God keeps His promises.  We see all of these things and more fulfilled in our Christmas gospel.  The virgin Mary gives birth to a Son, a baby boy named Jesus.  He’s born in Bethlehem, the city of David, just as Micah said, and just as the angels announced to the shepherds in the field that night.

Now add to that list, God had made promises to Mary and those shepherds.  God had made a promise to an old man named Simeon, that he would see the Son of God before he died.  God keeps His promises.

It didn’t take long for the people to recognize that this babe in Bethlehem, this little boy named Jesus, was someone special.  Many quickly connected Him to the prophecies and promises of God spoken by the prophets.  Many made the very same connections that we’re making tonight.

Here is our King.  Here is our Immanuel.  Here is our Messiah, the Christ, the One would deliver us, the One who would restore Israel.  This little child’s kingdom will never end.  The Magi, or wise men, knew it, and they journeyed hundreds of miles to see this king.  The King of the Jews at the time, King Herod, scoffed at the prophecy, but yet was so afraid of it, that he killed any little boy that could be found in Bethlehem.

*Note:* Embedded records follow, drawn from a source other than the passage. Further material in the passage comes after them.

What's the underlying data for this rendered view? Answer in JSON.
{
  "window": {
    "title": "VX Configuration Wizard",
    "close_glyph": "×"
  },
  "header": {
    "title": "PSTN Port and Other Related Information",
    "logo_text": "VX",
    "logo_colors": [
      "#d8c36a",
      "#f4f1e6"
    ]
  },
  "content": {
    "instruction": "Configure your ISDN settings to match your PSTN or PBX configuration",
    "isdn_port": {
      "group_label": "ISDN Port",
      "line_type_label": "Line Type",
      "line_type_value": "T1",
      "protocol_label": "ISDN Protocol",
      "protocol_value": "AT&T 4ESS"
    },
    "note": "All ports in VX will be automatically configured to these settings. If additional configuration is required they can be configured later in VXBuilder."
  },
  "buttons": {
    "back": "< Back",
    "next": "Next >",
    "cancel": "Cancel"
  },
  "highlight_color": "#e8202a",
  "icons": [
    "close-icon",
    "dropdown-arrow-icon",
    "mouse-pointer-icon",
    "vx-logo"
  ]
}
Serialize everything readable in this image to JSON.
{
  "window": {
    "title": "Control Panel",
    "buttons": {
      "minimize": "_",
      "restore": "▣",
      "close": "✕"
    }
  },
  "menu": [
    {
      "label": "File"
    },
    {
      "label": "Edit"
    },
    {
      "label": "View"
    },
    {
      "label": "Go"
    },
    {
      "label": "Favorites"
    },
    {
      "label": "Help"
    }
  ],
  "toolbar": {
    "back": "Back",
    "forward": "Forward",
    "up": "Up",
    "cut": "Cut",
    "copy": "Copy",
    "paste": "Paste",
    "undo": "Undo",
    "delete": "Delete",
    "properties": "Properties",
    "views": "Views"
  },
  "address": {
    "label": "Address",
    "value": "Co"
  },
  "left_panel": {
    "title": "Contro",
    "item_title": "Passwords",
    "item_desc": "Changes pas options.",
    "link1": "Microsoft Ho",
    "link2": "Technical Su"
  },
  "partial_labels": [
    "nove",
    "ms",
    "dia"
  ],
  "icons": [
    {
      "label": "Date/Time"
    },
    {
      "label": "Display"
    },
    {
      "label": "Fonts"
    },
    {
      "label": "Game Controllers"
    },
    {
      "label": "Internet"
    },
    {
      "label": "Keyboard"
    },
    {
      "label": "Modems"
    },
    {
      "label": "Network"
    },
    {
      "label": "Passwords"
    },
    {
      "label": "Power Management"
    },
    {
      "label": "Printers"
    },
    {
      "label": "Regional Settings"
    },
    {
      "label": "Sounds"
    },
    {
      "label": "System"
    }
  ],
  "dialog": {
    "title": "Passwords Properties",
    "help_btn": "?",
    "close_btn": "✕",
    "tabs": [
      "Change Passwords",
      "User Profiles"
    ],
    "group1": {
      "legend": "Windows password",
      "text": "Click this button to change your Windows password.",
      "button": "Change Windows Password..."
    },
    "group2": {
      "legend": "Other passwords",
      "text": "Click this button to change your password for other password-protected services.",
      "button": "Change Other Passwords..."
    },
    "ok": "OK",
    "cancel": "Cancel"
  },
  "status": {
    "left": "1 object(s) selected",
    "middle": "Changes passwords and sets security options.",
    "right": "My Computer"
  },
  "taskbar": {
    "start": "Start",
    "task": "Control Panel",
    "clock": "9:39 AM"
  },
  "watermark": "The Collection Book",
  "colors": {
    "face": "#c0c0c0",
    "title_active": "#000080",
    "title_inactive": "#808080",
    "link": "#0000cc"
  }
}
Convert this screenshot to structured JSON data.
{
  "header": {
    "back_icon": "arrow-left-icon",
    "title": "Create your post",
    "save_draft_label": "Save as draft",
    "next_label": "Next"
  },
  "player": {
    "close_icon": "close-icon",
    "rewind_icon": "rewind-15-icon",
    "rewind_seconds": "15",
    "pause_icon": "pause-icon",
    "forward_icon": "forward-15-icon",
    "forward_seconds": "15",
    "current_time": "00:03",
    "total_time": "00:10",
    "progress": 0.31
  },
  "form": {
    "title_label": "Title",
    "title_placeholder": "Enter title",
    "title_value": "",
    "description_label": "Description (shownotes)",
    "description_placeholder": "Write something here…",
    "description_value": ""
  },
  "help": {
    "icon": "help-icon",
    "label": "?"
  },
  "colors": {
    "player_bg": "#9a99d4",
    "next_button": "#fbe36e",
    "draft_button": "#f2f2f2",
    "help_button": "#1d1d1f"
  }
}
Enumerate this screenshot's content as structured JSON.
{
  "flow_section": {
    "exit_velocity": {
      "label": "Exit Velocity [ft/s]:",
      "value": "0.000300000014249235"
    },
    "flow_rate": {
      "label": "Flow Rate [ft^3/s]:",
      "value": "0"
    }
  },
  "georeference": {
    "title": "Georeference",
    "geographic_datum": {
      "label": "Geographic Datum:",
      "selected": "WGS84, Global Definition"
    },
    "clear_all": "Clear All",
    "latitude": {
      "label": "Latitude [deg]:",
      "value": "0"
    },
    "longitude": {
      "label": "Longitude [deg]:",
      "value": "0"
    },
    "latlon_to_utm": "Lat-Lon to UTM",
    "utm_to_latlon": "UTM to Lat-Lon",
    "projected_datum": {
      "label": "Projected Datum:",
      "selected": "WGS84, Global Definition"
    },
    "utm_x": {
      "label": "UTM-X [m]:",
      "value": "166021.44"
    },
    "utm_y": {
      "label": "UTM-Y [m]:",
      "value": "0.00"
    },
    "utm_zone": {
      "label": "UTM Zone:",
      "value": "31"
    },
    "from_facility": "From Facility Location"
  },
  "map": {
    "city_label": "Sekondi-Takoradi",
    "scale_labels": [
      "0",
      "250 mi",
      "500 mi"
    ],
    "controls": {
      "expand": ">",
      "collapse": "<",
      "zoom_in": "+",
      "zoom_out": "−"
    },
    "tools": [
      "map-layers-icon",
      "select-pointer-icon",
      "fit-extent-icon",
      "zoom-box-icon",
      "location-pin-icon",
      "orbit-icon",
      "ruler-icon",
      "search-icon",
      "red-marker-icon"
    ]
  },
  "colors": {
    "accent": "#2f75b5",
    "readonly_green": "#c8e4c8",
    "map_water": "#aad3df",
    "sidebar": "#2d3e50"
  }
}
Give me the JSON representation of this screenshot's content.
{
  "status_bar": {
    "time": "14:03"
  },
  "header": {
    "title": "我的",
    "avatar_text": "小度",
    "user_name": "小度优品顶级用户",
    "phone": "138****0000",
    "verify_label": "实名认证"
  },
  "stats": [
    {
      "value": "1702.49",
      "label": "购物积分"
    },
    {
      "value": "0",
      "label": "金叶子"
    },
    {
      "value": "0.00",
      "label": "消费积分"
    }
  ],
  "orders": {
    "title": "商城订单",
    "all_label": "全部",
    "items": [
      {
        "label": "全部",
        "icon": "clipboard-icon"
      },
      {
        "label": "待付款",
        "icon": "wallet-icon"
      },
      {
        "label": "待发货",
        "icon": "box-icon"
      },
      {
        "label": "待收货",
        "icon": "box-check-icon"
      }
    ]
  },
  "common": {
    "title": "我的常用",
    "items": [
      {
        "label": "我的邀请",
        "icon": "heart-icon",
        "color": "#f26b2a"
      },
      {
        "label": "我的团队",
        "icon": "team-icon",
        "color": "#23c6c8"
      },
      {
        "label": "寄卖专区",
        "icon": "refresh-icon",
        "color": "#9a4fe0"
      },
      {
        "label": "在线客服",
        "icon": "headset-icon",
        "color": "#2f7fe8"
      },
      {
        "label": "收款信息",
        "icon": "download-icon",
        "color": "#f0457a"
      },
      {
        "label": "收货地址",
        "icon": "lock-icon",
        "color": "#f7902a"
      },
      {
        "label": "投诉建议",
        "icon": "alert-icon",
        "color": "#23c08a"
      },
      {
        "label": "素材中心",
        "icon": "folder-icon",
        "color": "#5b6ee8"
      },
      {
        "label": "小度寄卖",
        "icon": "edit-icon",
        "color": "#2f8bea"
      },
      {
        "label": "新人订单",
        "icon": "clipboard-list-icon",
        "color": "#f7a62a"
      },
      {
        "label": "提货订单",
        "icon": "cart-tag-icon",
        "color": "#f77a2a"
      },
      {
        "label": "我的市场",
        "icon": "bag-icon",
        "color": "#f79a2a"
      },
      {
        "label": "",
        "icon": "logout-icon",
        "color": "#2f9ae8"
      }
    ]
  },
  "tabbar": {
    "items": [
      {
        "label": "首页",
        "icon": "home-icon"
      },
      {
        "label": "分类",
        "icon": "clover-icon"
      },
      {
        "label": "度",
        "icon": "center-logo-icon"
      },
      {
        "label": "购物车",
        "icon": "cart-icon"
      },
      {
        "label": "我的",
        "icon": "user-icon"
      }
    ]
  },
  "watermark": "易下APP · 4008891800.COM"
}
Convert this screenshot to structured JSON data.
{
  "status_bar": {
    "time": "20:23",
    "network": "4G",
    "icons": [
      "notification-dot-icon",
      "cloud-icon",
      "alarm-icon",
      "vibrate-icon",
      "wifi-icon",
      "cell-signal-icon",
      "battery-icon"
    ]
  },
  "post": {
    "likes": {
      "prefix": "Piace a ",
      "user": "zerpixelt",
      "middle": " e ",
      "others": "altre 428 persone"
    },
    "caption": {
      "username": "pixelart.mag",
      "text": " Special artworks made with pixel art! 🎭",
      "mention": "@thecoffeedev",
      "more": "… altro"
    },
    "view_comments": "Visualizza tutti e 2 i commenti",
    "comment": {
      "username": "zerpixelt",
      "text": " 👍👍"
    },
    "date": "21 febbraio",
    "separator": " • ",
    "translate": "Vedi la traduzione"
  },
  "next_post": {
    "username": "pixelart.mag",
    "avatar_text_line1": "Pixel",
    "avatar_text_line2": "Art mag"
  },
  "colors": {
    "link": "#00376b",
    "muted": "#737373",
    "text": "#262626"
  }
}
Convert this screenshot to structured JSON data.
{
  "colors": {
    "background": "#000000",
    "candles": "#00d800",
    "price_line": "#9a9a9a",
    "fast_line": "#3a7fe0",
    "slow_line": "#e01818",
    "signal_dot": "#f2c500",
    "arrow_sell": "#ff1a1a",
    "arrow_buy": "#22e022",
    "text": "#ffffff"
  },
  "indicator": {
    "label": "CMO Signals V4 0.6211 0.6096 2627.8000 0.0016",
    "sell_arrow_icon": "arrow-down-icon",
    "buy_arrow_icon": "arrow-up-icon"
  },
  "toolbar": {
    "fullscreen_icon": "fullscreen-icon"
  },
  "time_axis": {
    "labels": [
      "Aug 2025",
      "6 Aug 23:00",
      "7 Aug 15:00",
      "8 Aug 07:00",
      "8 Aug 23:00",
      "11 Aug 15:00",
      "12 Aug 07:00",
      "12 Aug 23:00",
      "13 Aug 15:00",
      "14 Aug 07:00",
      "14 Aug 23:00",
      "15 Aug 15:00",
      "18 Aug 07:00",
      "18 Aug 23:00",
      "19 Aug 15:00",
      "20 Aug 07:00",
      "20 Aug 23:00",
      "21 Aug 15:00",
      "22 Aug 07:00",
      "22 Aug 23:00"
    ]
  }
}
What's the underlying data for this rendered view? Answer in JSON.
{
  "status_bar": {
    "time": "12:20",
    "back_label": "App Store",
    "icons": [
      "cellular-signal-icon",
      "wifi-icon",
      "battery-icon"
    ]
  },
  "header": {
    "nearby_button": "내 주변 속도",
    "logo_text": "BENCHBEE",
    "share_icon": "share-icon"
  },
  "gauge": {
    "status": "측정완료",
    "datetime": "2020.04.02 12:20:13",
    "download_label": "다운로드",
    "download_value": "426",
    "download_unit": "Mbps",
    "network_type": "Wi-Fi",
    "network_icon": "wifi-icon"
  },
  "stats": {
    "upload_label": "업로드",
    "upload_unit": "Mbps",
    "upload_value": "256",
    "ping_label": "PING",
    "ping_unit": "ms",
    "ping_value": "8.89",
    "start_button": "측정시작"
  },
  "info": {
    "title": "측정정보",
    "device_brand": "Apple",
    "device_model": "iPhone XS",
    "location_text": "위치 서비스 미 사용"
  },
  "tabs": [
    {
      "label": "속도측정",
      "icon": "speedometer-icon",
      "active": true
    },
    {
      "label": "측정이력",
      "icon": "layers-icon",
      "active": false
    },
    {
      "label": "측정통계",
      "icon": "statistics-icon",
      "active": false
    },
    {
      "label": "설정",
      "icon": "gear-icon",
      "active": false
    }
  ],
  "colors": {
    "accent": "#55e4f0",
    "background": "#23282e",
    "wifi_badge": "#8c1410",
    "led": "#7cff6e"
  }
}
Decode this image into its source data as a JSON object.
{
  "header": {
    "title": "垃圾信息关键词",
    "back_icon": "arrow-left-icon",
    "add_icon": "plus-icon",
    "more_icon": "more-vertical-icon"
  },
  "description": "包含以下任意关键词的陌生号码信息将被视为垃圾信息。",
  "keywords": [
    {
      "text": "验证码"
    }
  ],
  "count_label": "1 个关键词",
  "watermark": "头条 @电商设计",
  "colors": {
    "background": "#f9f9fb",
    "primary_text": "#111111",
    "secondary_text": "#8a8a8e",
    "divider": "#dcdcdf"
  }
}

God keeps His promises.  And there’s one more promise that cannot go without mention.  Jesus tells us in John’s gospel:  “For this is the will of my Father, that everyone who looks on the Son and believes in Him should have eternal life, and I will raise him up on the last day.” (John 6:40 ESV)

Talk about a promise that gives hope!  Stuck in the rubble heap that is our own sinful living, unable to be trusted, unable to keep our own promises, God keeps His promise to us.  He sends us a Savior.  That Messiah that people waited for for thousands of years, He came.  He came to rescue us, to deliver us from our own pile of rubble.

God keeps His promises.  Not one of them, not one, has ever failed.  If God says He’s going to do something, He does it.  That’s why we have hope, because we know without a doubt that we can trust His promises.  We know, without a doubt, that we can trust in His promise of salvation.

As you gather with your loved ones, your family and your friends, rejoice together in the glory of God’s promises, all of which point to our Savior.  Give thanks to our God for keeping His promises and sending His Son Jesus Christ, our Redeemer and King.  Trust and hope in that final promise of everlasting life with God the Father, Son and Holy Spirit.  Because God always keeps His promises.  Brothers and sisters in Christ, from my family to yours, Merry Christmas!